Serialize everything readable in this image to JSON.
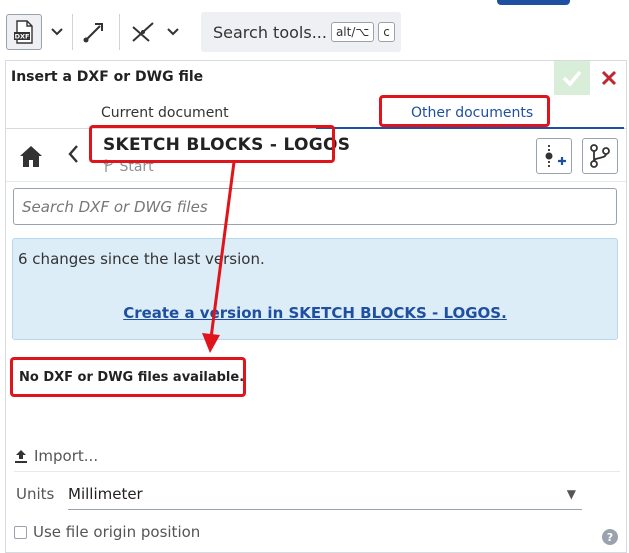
{
  "toolbar": {
    "search_tools_label": "Search tools...",
    "shortcut_key1": "alt/⌥",
    "shortcut_key2": "c",
    "dxf_icon_text": "DXF"
  },
  "dialog": {
    "title": "Insert a DXF or DWG file",
    "tabs": [
      {
        "label": "Current document",
        "active": false
      },
      {
        "label": "Other documents",
        "active": true
      }
    ],
    "document_title": "SKETCH BLOCKS - LOGOS",
    "branch_label": "Start",
    "search": {
      "placeholder": "Search DXF or DWG files",
      "value": ""
    },
    "info": {
      "changes_text": "6 changes since the last version.",
      "link_text": "Create a version in SKETCH BLOCKS - LOGOS."
    },
    "empty_text": "No DXF or DWG files available.",
    "import_label": "Import...",
    "units_label": "Units",
    "units_value": "Millimeter",
    "origin_label": "Use file origin position",
    "origin_checked": false,
    "help_symbol": "?"
  },
  "colors": {
    "accent": "#1f4fa0",
    "annotation": "#e0141b",
    "info_bg": "#dcedf8",
    "ok_green": "#d9eed9",
    "close_red": "#c0262d"
  }
}
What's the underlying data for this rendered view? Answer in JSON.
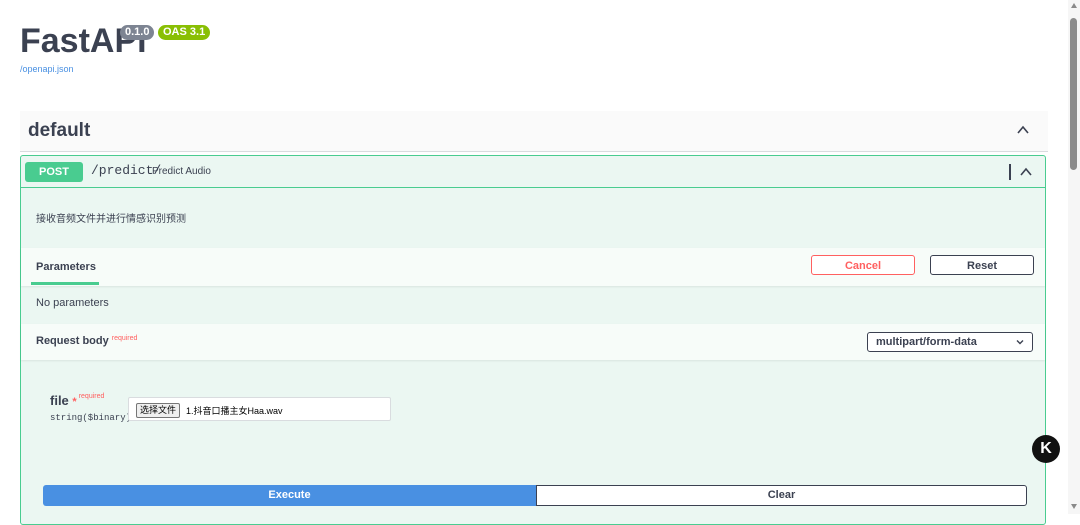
{
  "header": {
    "title": "FastAPI",
    "version": "0.1.0",
    "oas": "OAS 3.1",
    "spec_link": "/openapi.json"
  },
  "tag": {
    "name": "default"
  },
  "operation": {
    "method": "POST",
    "path": "/predict/",
    "summary": "Predict Audio",
    "description": "接收音频文件并进行情感识别预测"
  },
  "parameters": {
    "tab_label": "Parameters",
    "cancel_label": "Cancel",
    "reset_label": "Reset",
    "empty_text": "No parameters"
  },
  "request_body": {
    "label": "Request body",
    "required": "required",
    "content_type": "multipart/form-data"
  },
  "field": {
    "name": "file",
    "star": "*",
    "required": "required",
    "type": "string($binary)",
    "choose_label": "选择文件",
    "file_name": "1.抖音口播主女Haa.wav"
  },
  "actions": {
    "execute": "Execute",
    "clear": "Clear"
  },
  "colors": {
    "post": "#49cc90",
    "execute": "#4990e2",
    "cancel": "#ff6060"
  }
}
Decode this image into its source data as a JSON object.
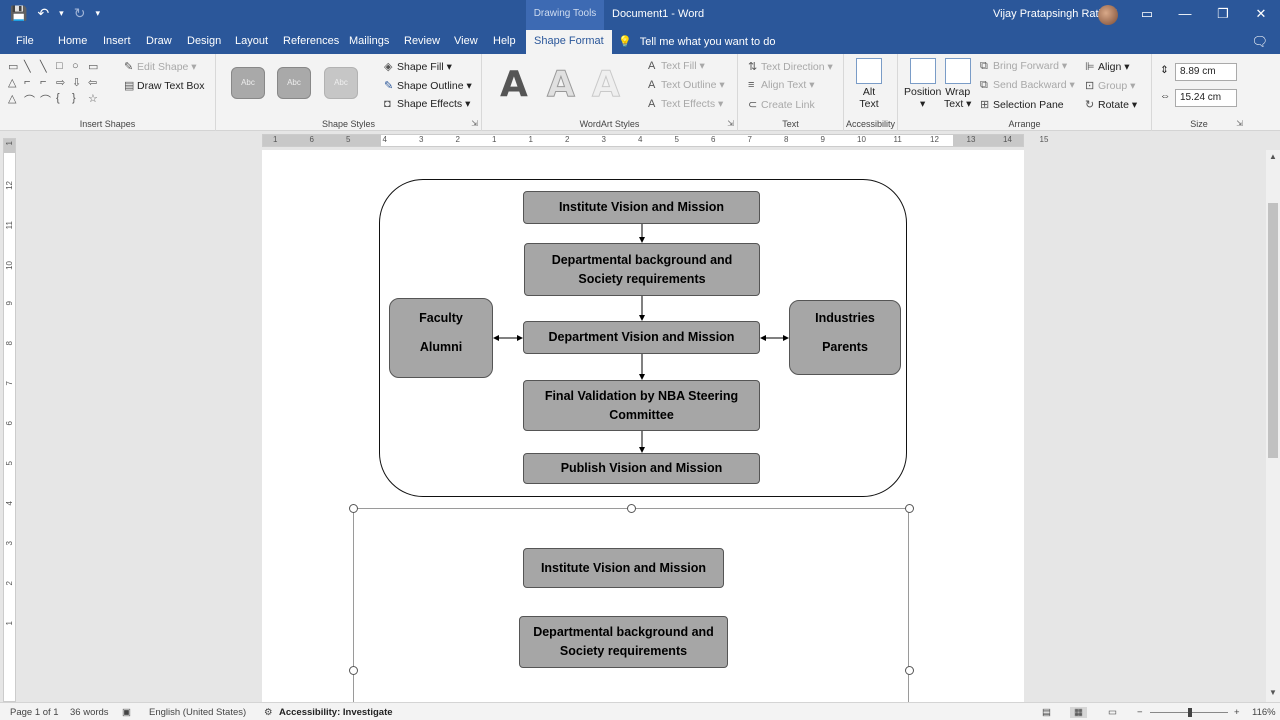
{
  "titlebar": {
    "contextual_tab": "Drawing Tools",
    "doc_title": "Document1 - Word",
    "user_name": "Vijay Pratapsingh Rathod",
    "qat": {
      "save_icon": "💾",
      "undo_icon": "↶",
      "undo_drop": "▾",
      "redo_icon": "↻",
      "customize": "▾"
    },
    "window_controls": {
      "ribbon_display": "▭",
      "minimize": "—",
      "restore": "❐",
      "close": "✕"
    }
  },
  "tabs": [
    "File",
    "Home",
    "Insert",
    "Draw",
    "Design",
    "Layout",
    "References",
    "Mailings",
    "Review",
    "View",
    "Help"
  ],
  "active_tab": "Shape Format",
  "tell_me": "Tell me what you want to do",
  "tell_me_icon": "💡",
  "comments_icon": "🗨",
  "ribbon": {
    "insert_shapes": {
      "label": "Insert Shapes",
      "edit_shape": "Edit Shape",
      "draw_text_box": "Draw Text Box",
      "shape_glyphs": [
        "▭",
        "╲",
        "╲",
        "□",
        "○",
        "▭",
        "△",
        "⌐",
        "⌐",
        "⇨",
        "⇩",
        "⇦",
        "△",
        "⌒",
        "⌒",
        "{",
        "}",
        "☆"
      ]
    },
    "shape_styles": {
      "label": "Shape Styles",
      "swatch_text": "Abc",
      "shape_fill": "Shape Fill",
      "shape_outline": "Shape Outline",
      "shape_effects": "Shape Effects"
    },
    "wordart_styles": {
      "label": "WordArt Styles",
      "letter": "A",
      "text_fill": "Text Fill",
      "text_outline": "Text Outline",
      "text_effects": "Text Effects"
    },
    "text": {
      "label": "Text",
      "text_direction": "Text Direction",
      "align_text": "Align Text",
      "create_link": "Create Link"
    },
    "accessibility": {
      "label": "Accessibility",
      "alt_text_1": "Alt",
      "alt_text_2": "Text"
    },
    "arrange": {
      "label": "Arrange",
      "position": "Position",
      "wrap_text_1": "Wrap",
      "wrap_text_2": "Text",
      "bring_forward": "Bring Forward",
      "send_backward": "Send Backward",
      "selection_pane": "Selection Pane",
      "align": "Align",
      "group": "Group",
      "rotate": "Rotate"
    },
    "size": {
      "label": "Size",
      "height": "8.89 cm",
      "width": "15.24 cm"
    }
  },
  "ruler": {
    "h_numbers": [
      "1",
      "6",
      "5",
      "4",
      "3",
      "2",
      "1",
      "1",
      "2",
      "3",
      "4",
      "5",
      "6",
      "7",
      "8",
      "9",
      "10",
      "11",
      "12",
      "13",
      "14",
      "15"
    ],
    "v_numbers": [
      "1",
      "12",
      "11",
      "10",
      "9",
      "8",
      "7",
      "6",
      "5",
      "4",
      "3",
      "2",
      "1"
    ]
  },
  "diagram": {
    "top": "Institute Vision and Mission",
    "dept_bg_1": "Departmental background and",
    "dept_bg_2": "Society requirements",
    "dept_vm": "Department Vision and Mission",
    "validation_1": "Final Validation  by NBA Steering",
    "validation_2": "Committee",
    "publish": "Publish Vision and Mission",
    "left_1": "Faculty",
    "left_2": "Alumni",
    "right_1": "Industries",
    "right_2": "Parents"
  },
  "diagram2": {
    "top": "Institute Vision and Mission",
    "dept_bg_1": "Departmental background and",
    "dept_bg_2": "Society requirements"
  },
  "statusbar": {
    "page": "Page 1 of 1",
    "words": "36 words",
    "language": "English (United States)",
    "accessibility": "Accessibility: Investigate",
    "zoom": "116%",
    "zoom_minus": "−",
    "zoom_plus": "+"
  }
}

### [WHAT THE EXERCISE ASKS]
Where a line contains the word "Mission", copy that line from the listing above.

### [TASK OUTPUT]
    "top": "Institute Vision and Mission",
    "dept_vm": "Department Vision and Mission",
    "publish": "Publish Vision and Mission",
    "top": "Institute Vision and Mission",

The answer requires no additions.